Yet I recall those times on the line and how we would often laugh together. There was fellowship of suspended grief growing on that line – suspended because we still took joy in getting to know one another in sorrow the way we never did in times of plenty. I smile even now, not because it’s over but because it actually happened. A good people in our midst drew us out as a community in ways we weren’t used to and they bettered us by their behavior and restraint. Perhaps in the end of all this drama we can capture a collective grace we never possessed at its beginning. There’s an art to ending things well and we’ve captured it.
Jean Paul Richter was fond of saying, “Our feelings are always purest and most glowing in the hour of meeting and of farewell.” Sadly, for our community the beginning and the end took place in a fraction of time. Yet in that rush of pressed emotion we grew up as a community.

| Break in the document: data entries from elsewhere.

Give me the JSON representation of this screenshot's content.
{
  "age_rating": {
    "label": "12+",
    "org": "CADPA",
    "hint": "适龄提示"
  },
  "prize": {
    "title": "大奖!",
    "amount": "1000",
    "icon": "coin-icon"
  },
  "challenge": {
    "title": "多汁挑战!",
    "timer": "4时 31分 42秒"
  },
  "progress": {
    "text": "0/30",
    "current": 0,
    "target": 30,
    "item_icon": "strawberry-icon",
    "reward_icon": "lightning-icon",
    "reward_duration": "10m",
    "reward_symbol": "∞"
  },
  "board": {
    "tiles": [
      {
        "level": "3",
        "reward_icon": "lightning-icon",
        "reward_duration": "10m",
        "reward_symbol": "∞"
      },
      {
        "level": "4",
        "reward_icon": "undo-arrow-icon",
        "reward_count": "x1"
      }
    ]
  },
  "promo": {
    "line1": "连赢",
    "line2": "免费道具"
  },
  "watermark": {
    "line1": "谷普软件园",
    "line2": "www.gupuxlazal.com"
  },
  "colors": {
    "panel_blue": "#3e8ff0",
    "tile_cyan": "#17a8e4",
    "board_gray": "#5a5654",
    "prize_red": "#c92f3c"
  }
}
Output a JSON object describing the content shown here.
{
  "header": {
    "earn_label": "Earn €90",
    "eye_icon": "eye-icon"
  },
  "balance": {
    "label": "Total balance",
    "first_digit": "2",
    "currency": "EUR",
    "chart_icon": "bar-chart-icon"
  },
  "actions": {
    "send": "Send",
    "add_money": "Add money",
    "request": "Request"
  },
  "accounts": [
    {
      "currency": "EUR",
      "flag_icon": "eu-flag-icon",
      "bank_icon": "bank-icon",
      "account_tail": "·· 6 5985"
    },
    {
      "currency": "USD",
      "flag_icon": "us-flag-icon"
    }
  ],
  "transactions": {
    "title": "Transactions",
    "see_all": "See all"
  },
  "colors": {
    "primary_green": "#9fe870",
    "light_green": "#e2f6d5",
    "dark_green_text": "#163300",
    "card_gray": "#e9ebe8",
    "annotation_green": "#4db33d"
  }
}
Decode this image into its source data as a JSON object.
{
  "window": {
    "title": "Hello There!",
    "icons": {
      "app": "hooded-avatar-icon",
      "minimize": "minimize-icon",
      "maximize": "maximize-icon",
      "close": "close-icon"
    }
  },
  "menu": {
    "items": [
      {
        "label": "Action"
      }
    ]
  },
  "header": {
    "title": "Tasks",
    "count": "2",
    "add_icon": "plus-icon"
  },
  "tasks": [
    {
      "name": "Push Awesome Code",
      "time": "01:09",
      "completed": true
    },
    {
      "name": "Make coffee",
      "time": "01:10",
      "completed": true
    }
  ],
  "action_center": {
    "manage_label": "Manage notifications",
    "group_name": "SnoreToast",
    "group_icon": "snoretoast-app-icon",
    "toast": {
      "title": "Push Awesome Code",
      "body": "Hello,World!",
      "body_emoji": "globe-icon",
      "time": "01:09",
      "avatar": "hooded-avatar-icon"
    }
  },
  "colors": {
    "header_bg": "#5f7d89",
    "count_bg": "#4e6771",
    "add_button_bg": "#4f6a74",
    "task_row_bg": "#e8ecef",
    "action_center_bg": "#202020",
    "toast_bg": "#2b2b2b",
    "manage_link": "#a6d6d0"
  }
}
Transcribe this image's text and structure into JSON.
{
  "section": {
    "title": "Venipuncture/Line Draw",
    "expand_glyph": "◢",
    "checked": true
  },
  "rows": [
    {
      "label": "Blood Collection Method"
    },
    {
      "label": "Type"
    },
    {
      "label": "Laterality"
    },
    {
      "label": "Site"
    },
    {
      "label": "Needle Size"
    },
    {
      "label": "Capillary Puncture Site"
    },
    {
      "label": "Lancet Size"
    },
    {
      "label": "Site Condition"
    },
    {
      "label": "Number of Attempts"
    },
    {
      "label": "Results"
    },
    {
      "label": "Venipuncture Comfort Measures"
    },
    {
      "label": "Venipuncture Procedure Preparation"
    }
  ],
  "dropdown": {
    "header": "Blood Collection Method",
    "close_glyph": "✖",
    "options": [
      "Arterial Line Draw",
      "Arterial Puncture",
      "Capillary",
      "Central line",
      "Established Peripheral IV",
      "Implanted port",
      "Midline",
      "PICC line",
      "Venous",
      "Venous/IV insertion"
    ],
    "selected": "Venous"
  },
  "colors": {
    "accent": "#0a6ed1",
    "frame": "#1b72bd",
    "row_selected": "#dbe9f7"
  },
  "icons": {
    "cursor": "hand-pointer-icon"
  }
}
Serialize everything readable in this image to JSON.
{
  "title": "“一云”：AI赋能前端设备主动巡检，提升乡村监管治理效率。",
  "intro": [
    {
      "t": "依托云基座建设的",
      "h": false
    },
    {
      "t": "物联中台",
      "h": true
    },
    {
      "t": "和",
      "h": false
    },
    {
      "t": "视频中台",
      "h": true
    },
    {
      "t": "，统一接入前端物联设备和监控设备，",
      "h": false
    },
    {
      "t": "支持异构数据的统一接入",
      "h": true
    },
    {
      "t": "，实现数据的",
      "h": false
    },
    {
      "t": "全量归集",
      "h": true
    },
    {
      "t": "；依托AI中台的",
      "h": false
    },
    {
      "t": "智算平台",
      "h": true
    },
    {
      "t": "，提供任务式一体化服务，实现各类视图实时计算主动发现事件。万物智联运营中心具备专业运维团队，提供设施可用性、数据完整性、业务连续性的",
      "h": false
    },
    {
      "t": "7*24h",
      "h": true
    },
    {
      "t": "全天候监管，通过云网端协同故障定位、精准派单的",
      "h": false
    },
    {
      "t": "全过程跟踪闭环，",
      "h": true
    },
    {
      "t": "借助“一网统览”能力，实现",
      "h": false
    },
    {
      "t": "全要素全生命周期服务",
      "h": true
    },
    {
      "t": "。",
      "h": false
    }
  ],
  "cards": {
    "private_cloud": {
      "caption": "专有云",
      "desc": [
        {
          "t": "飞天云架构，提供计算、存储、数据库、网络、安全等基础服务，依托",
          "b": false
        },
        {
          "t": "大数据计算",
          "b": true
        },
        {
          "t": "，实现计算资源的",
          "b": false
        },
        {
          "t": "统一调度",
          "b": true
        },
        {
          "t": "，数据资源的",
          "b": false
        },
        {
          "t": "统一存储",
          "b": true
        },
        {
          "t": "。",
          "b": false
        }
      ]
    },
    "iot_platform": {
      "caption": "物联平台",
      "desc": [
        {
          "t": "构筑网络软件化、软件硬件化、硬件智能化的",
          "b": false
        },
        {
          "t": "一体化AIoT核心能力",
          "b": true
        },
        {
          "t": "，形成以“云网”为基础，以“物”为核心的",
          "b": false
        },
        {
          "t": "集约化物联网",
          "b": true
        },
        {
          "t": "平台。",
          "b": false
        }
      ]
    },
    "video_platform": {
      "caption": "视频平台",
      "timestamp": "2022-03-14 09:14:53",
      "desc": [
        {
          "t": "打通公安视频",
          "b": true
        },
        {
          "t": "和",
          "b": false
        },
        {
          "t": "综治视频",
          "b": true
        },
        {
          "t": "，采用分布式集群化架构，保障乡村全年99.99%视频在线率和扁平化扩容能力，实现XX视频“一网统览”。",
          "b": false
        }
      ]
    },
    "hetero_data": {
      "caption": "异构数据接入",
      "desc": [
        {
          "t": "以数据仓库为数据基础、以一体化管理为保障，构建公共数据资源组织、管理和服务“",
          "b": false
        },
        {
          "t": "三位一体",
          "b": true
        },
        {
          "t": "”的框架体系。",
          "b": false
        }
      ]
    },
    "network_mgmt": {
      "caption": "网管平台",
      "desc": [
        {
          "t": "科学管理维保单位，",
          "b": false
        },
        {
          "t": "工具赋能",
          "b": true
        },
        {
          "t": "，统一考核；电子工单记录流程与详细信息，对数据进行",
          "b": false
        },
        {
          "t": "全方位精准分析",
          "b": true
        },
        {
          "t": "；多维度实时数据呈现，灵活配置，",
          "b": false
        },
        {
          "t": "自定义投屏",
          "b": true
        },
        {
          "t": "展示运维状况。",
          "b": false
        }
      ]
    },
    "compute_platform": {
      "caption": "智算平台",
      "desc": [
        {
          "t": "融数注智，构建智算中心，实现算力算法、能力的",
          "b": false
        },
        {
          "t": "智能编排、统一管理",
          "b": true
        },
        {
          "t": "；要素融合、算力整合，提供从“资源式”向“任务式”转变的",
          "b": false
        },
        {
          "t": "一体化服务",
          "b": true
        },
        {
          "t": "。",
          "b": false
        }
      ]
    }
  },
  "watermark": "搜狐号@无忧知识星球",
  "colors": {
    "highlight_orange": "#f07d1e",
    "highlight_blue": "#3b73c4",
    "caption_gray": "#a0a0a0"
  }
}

We developed a backbone and some citizen character in the process. We are more mature for the process.
To the folks at Caterpillar, I say I hoped for better. But to the EMD workers you surpassed my expectations. Thank you for all you did, not just for our community, our reputation, our productivity, or our children, but for us. Thank you for what you did for me. I am a better citizen because of your signature dignity in time of sadness. There will be a hole in our community life where a unique workforce once resided.
As a community we can only conclude such thoughts with the words from the Prophet:
If in the twilight of memory we should meet once more, we shall speak again together and you shall sing to me a deeper song. And if our hands should meet in another dream, we shall build another tower in the sky.
From a city bettered by how you handled the end, we can only promise to fight for a new beginning that will place dignified and productive work once again at the centre of our lives and our economy. Adieu, my friends. Merci. Be in God’s care.